The buck in the milkweed: evidence of male–male interference among pollinaria on pollinators
- Direct physical confrontation among conspecifics for access to mates is a form of sexual selection well known among animals, but not thought to take place in plants. Consequently, no structures are known that can be considered as weapons that evolved under such confrontation. Pollinaria of milkweeds may physically compete for access to attachment points on the pollinators' body, and occasionally pollinaria may link onto pre-existing pollinaria on a pollinator resulting in concatenation.
- We hypothesized that concatenation may result in interference between proximal and distal pollinaria, and that features of nonconcatenating pollinaria might be attributed to prevention of concatenation. We tested this by analyzing pollen donation efficiency, experimental manipulation of the phenotype and the phylogenetic patterns of co-occurrence of traits.

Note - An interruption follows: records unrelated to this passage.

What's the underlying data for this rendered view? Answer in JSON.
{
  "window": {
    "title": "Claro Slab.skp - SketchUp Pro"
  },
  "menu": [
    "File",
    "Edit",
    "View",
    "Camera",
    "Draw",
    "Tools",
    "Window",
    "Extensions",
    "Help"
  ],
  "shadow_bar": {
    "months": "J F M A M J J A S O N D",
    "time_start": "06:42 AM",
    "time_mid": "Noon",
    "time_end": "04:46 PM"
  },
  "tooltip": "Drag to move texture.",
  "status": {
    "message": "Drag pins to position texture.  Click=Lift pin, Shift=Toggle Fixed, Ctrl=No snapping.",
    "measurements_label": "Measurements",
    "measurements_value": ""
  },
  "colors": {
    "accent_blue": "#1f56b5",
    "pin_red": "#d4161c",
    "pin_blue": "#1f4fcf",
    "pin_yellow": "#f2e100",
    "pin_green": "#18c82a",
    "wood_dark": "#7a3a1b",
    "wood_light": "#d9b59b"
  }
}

- It is shown that concatenation was able to diminish the reproductive performance of proximal pollinaria, that horns on pollinaria prevented concatenation, and that horn acquisition was correlated with a loss of concatenation. The experimental removal of horns in species that did not concatenate caused reversion to concatenation.

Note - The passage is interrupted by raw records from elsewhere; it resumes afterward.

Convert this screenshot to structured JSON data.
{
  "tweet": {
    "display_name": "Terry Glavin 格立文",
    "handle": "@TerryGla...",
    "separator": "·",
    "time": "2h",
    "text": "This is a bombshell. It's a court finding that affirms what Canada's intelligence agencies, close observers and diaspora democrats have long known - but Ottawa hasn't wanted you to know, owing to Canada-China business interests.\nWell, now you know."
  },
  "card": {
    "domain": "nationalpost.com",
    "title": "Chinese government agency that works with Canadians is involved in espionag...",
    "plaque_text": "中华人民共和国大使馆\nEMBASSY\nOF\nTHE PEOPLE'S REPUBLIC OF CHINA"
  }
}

- The present work could be the first evidence of male physical struggles and of the acquisition of weapons related to these struggles, that are analogous to those known in animals.